But she is a cat, and a House Panther to boot. Going through her blog since she started it, I found exactly five pictures of her in feline form that had not been photo shopped in some way. Maybe we can get her to remedy that situation? We love your trips, but we love to see you in your natural state as well!
You can find Sassy's more recent adventures at Sassy Tales. Her profile says only that she lives in the rural midwestern United States, that she is loving, lazy loyal, headstrong, sensitive, persistent, quiet and spoiled. Beyond that, we know little of Sassy, the real life feline.
Come on House Panthers, show us your petty black furs!
It’s Meezer Monday for all Meezers with Simply Siamese
Mancat Monday for all ferocious Mancats and mancats-in-training
Movie Monday for our Feline Fellini Furriends

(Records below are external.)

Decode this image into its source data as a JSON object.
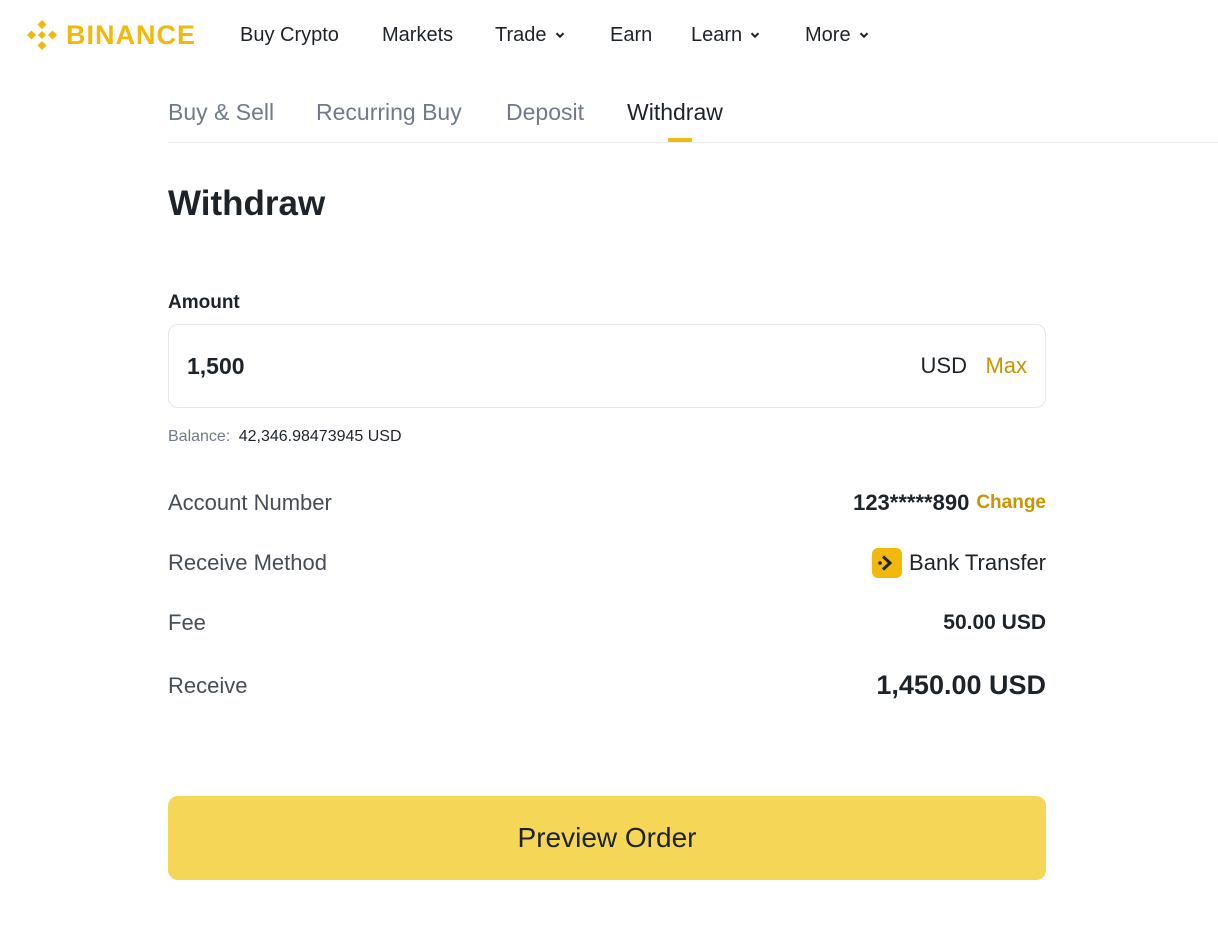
{
  "brand": {
    "name": "BINANCE",
    "accent": "#f0b90b"
  },
  "nav": {
    "items": [
      {
        "label": "Buy Crypto",
        "has_dropdown": false
      },
      {
        "label": "Markets",
        "has_dropdown": false
      },
      {
        "label": "Trade",
        "has_dropdown": true
      },
      {
        "label": "Earn",
        "has_dropdown": false
      },
      {
        "label": "Learn",
        "has_dropdown": true
      },
      {
        "label": "More",
        "has_dropdown": true
      }
    ]
  },
  "tabs": {
    "items": [
      "Buy & Sell",
      "Recurring Buy",
      "Deposit",
      "Withdraw"
    ],
    "active": "Withdraw"
  },
  "page_title": "Withdraw",
  "amount": {
    "label": "Amount",
    "value": "1,500",
    "currency": "USD",
    "max_label": "Max"
  },
  "balance": {
    "label": "Balance:",
    "value": "42,346.98473945 USD"
  },
  "details": {
    "account": {
      "label": "Account Number",
      "value": "123*****890",
      "action": "Change"
    },
    "method": {
      "label": "Receive Method",
      "value": "Bank Transfer",
      "icon": "bank-transfer-icon"
    },
    "fee": {
      "label": "Fee",
      "value": "50.00 USD"
    },
    "receive": {
      "label": "Receive",
      "value": "1,450.00 USD"
    }
  },
  "preview_button": "Preview Order",
  "colors": {
    "link": "#c99400",
    "button": "#f5d656",
    "text": "#1e2329",
    "muted": "#707a8a"
  }
}
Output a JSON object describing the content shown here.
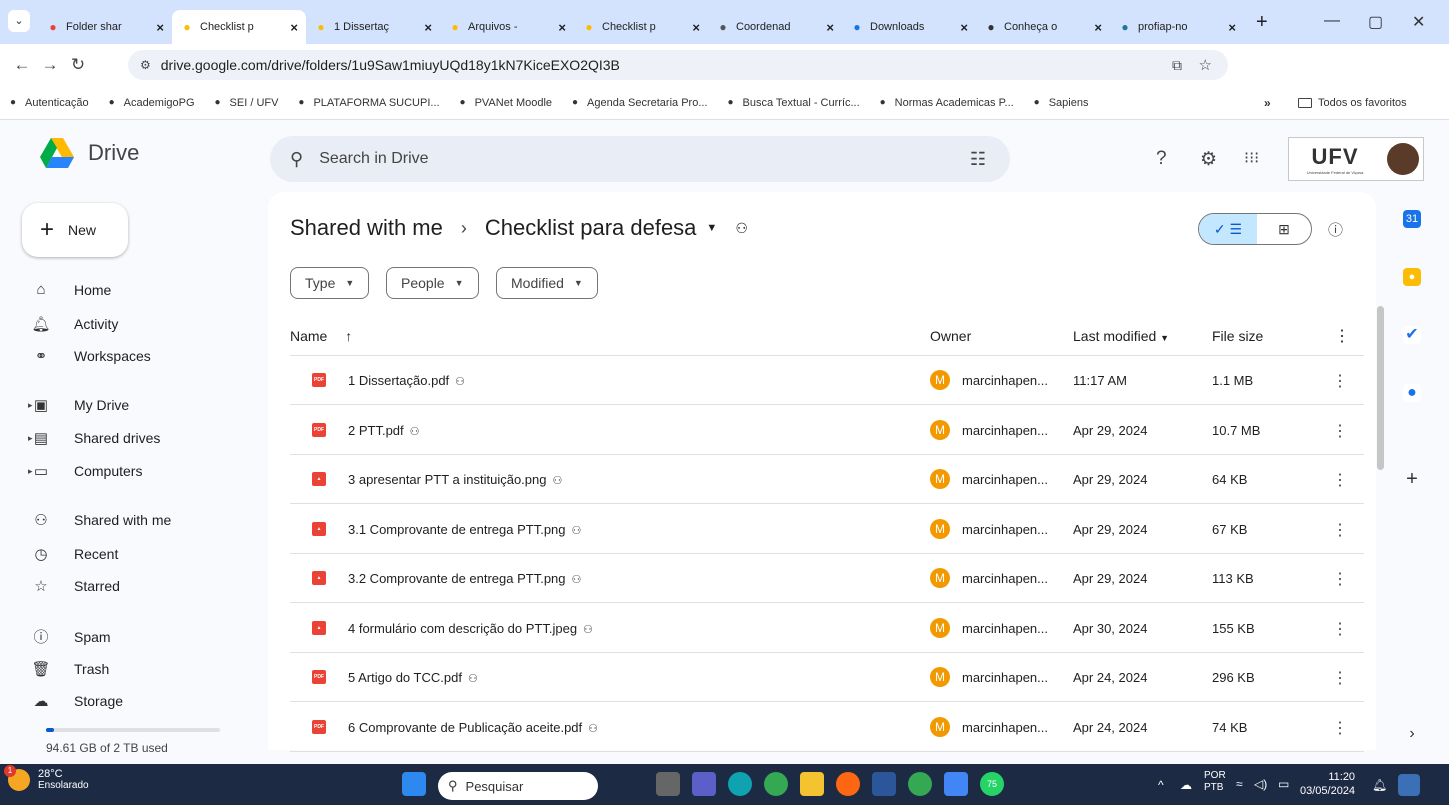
{
  "browser": {
    "tabs": [
      {
        "title": "Folder shar",
        "icon": "gmail-icon",
        "active": false
      },
      {
        "title": "Checklist p",
        "icon": "drive-icon",
        "active": true
      },
      {
        "title": "1 Dissertaç",
        "icon": "drive-icon",
        "active": false
      },
      {
        "title": "Arquivos -",
        "icon": "drive-icon",
        "active": false
      },
      {
        "title": "Checklist p",
        "icon": "drive-icon",
        "active": false
      },
      {
        "title": "Coordenad",
        "icon": "ufv-icon",
        "active": false
      },
      {
        "title": "Downloads",
        "icon": "download-icon",
        "active": false
      },
      {
        "title": "Conheça o",
        "icon": "ufv-logo-icon",
        "active": false
      },
      {
        "title": "profiap-no",
        "icon": "wordpress-icon",
        "active": false
      }
    ],
    "url": "drive.google.com/drive/folders/1u9Saw1miuyUQd18y1kN7KiceEXO2QI3B",
    "bookmarks": [
      "Autenticação",
      "AcademigoPG",
      "SEI / UFV",
      "PLATAFORMA SUCUPI...",
      "PVANet Moodle",
      "Agenda Secretaria Pro...",
      "Busca Textual - Curríc...",
      "Normas Academicas P...",
      "Sapiens"
    ],
    "all_bookmarks": "Todos os favoritos",
    "more_bookmarks": "»"
  },
  "drive": {
    "product": "Drive",
    "search_placeholder": "Search in Drive",
    "new_label": "New",
    "brand": "UFV",
    "brand_sub": "Universidade Federal de Viçosa",
    "nav": [
      {
        "label": "Home",
        "icon": "home-icon"
      },
      {
        "label": "Activity",
        "icon": "bell-icon"
      },
      {
        "label": "Workspaces",
        "icon": "workspaces-icon"
      },
      {
        "label": "My Drive",
        "icon": "my-drive-icon"
      },
      {
        "label": "Shared drives",
        "icon": "shared-drives-icon"
      },
      {
        "label": "Computers",
        "icon": "computers-icon"
      },
      {
        "label": "Shared with me",
        "icon": "people-icon"
      },
      {
        "label": "Recent",
        "icon": "clock-icon"
      },
      {
        "label": "Starred",
        "icon": "star-icon"
      },
      {
        "label": "Spam",
        "icon": "spam-icon"
      },
      {
        "label": "Trash",
        "icon": "trash-icon"
      },
      {
        "label": "Storage",
        "icon": "cloud-icon"
      }
    ],
    "storage_text": "94.61 GB of 2 TB used",
    "storage_fraction": 0.047,
    "breadcrumb": {
      "parent": "Shared with me",
      "separator": "›",
      "current": "Checklist para defesa"
    },
    "filters": [
      "Type",
      "People",
      "Modified"
    ],
    "columns": {
      "name": "Name",
      "owner": "Owner",
      "modified": "Last modified",
      "size": "File size"
    },
    "files": [
      {
        "name": "1 Dissertação.pdf",
        "type": "pdf",
        "owner": "marcinhapen...",
        "owner_initial": "M",
        "modified": "11:17 AM",
        "size": "1.1 MB"
      },
      {
        "name": "2 PTT.pdf",
        "type": "pdf",
        "owner": "marcinhapen...",
        "owner_initial": "M",
        "modified": "Apr 29, 2024",
        "size": "10.7 MB"
      },
      {
        "name": "3 apresentar PTT  a instituição.png",
        "type": "image",
        "owner": "marcinhapen...",
        "owner_initial": "M",
        "modified": "Apr 29, 2024",
        "size": "64 KB"
      },
      {
        "name": "3.1 Comprovante de entrega PTT.png",
        "type": "image",
        "owner": "marcinhapen...",
        "owner_initial": "M",
        "modified": "Apr 29, 2024",
        "size": "67 KB"
      },
      {
        "name": "3.2 Comprovante de entrega PTT.png",
        "type": "image",
        "owner": "marcinhapen...",
        "owner_initial": "M",
        "modified": "Apr 29, 2024",
        "size": "113 KB"
      },
      {
        "name": "4 formulário com descrição do PTT.jpeg",
        "type": "image",
        "owner": "marcinhapen...",
        "owner_initial": "M",
        "modified": "Apr 30, 2024",
        "size": "155 KB"
      },
      {
        "name": "5 Artigo do TCC.pdf",
        "type": "pdf",
        "owner": "marcinhapen...",
        "owner_initial": "M",
        "modified": "Apr 24, 2024",
        "size": "296 KB"
      },
      {
        "name": "6 Comprovante de Publicação aceite.pdf",
        "type": "pdf",
        "owner": "marcinhapen...",
        "owner_initial": "M",
        "modified": "Apr 24, 2024",
        "size": "74 KB"
      }
    ]
  },
  "taskbar": {
    "weather_temp": "28°C",
    "weather_desc": "Ensolarado",
    "weather_badge": "1",
    "search_placeholder": "Pesquisar",
    "whatsapp_badge": "75",
    "lang": "POR",
    "lang_sub": "PTB",
    "time": "11:20",
    "date": "03/05/2024"
  },
  "colors": {
    "pdf": "#ea4335",
    "image": "#ea4335",
    "accent": "#0b57d0",
    "avatar": "#f29900"
  }
}
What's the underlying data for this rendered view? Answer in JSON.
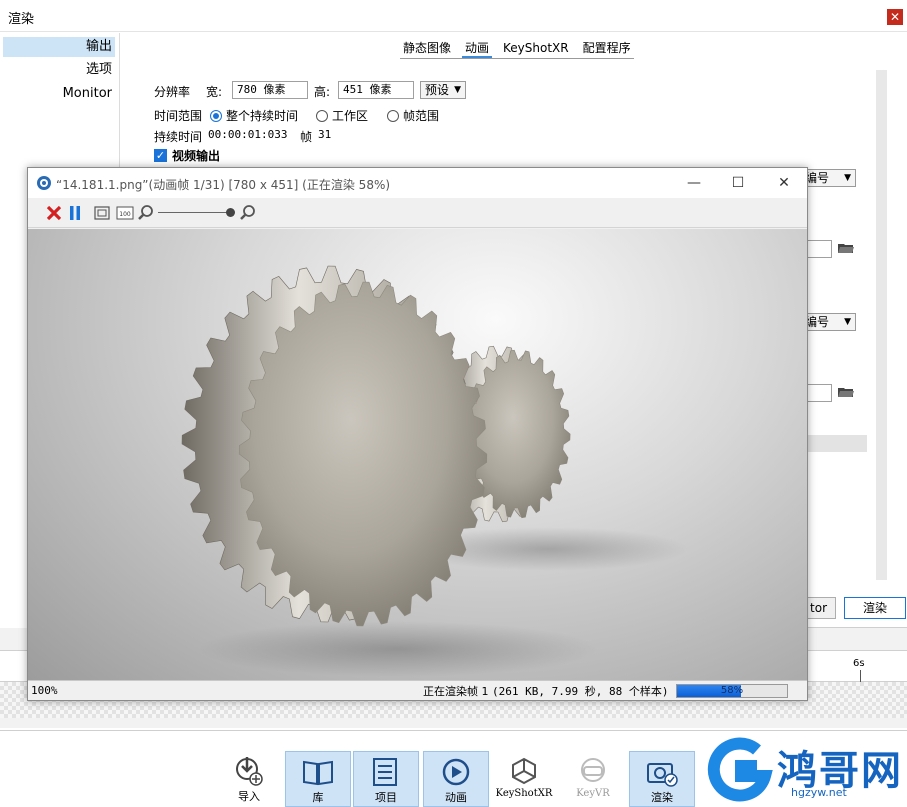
{
  "render_window": {
    "title": "渲染",
    "close_glyph": "✕",
    "sidebar": [
      {
        "label": "输出",
        "active": true
      },
      {
        "label": "选项",
        "active": false
      },
      {
        "label": "Monitor",
        "active": false
      }
    ],
    "tabs": [
      {
        "label": "静态图像",
        "active": false
      },
      {
        "label": "动画",
        "active": true
      },
      {
        "label": "KeyShotXR",
        "active": false
      },
      {
        "label": "配置程序",
        "active": false
      }
    ],
    "resolution": {
      "label": "分辨率",
      "width_label": "宽:",
      "width_value": "780 像素",
      "height_label": "高:",
      "height_value": "451 像素",
      "preset_label": "预设"
    },
    "time_range": {
      "label": "时间范围",
      "options": [
        "整个持续时间",
        "工作区",
        "帧范围"
      ],
      "selected": "整个持续时间"
    },
    "duration": {
      "label": "持续时间",
      "value": "00:00:01:033",
      "frame_label": "帧",
      "frame_value": "31"
    },
    "video_output": {
      "label": "视频输出",
      "checked": true
    },
    "numbering_select_1": "编号",
    "numbering_select_2": "编号",
    "buttons": {
      "monitor_partial": "tor",
      "render": "渲染"
    }
  },
  "timeline": {
    "tick_label": "6s"
  },
  "preview": {
    "title": "“14.181.1.png”(动画帧 1/31)  [780 x 451] (正在渲染 58%)",
    "window_controls": {
      "minimize": "—",
      "maximize": "☐",
      "close": "✕"
    },
    "toolbar_icons": [
      "stop-icon",
      "pause-icon",
      "fit-icon",
      "actual-size-icon",
      "zoom-out-icon",
      "zoom-slider",
      "zoom-in-icon"
    ],
    "actual_size_label": "100",
    "zoom_level": "100%",
    "status_prefix": "正在渲染帧 1",
    "status_detail": "(261 KB, 7.99 秒, 88 个样本)",
    "progress_percent": 58,
    "progress_label": "58%"
  },
  "bottom_toolbar": [
    {
      "label": "导入",
      "icon": "import-icon",
      "highlighted": false
    },
    {
      "label": "库",
      "icon": "library-book-icon",
      "highlighted": true
    },
    {
      "label": "项目",
      "icon": "project-list-icon",
      "highlighted": true
    },
    {
      "label": "动画",
      "icon": "animation-play-icon",
      "highlighted": true
    },
    {
      "label": "KeyShotXR",
      "icon": "keyshotxr-cube-icon",
      "highlighted": false
    },
    {
      "label": "KeyVR",
      "icon": "keyvr-headset-icon",
      "highlighted": false
    },
    {
      "label": "渲染",
      "icon": "render-camera-icon",
      "highlighted": true
    }
  ],
  "watermark": {
    "text": "鸿哥网",
    "url": "hgzyw.net"
  },
  "colors": {
    "accent": "#1a73d9",
    "highlight": "#cfe3f7",
    "progress": "#0b5fd6",
    "brand": "#1565c0"
  }
}
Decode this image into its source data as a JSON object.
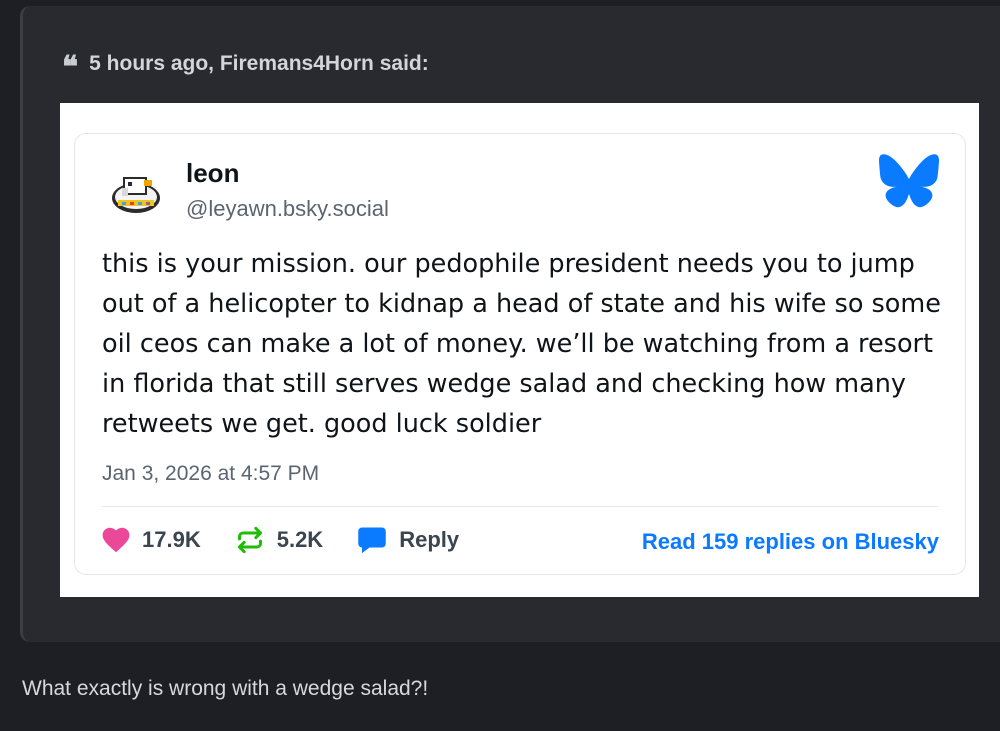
{
  "quote": {
    "mark": "❝",
    "header": "5 hours ago, Firemans4Horn said:"
  },
  "post": {
    "display_name": "leon",
    "handle": "@leyawn.bsky.social",
    "text": "this is your mission. our pedophile president needs you to jump out of a helicopter to kidnap a head of state and his wife so some oil ceos can make a lot of money. we’ll be watching from a resort in florida that still serves wedge salad and checking how many retweets we get. good luck soldier",
    "date": "Jan 3, 2026 at 4:57 PM",
    "likes": "17.9K",
    "reposts": "5.2K",
    "reply_label": "Reply",
    "read_replies": "Read 159 replies on Bluesky"
  },
  "reply": {
    "text": "What exactly is wrong with a wedge salad?!"
  },
  "colors": {
    "page_bg": "#1d1f24",
    "quote_bg": "#282a30",
    "bluesky_blue": "#0a7aff",
    "like_pink": "#ec4899",
    "repost_green": "#20bc07"
  },
  "icons": {
    "quote": "quote-icon",
    "avatar": "pixel-bird-avatar",
    "logo": "bluesky-butterfly-icon",
    "like": "heart-icon",
    "repost": "repost-icon",
    "reply": "speech-bubble-icon"
  }
}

Anxiety and You
Not call cats lie contented across the back of an overstuffed sofa, selectively oblivious to house mates and visitors. Cats can be afflicted with worry and anxiety, just as humans can. Although cats are unable to describe these emotions to their human companions, they are very expressive through their behavior. With some observation and attention to body language, your human should be able to identify the situations that cause anxiety in you.
The anxious cat, regardless of the reason, will usually show physical signs of distress and conflicted emotions. She may hide much of the time, especially when faced with visitors, loud noise, or other uncomfortable stimuli. Cats may also show indirect signs of anxiety, such as urinating and defecating outside the litter box, or urine-spraying (a marking behavior); they also may lick themselves to the point of causing bald spots or even broken skin. An anxious cat's pupils may be dramatically dilated, and she may lash her tail back and forth—such behaviors usually signal agitation or fear.
What kinds of situations are likely to make you so nervous? Most common is anxiety due to social conflicts with other cats. Social anxiety may be spurred when a second, territorially aggressive cat joins the household, for example. Territorial behavior includes stalking, staring at and pouncing on the victim, who usually chooses to hide rather than be continually bothered.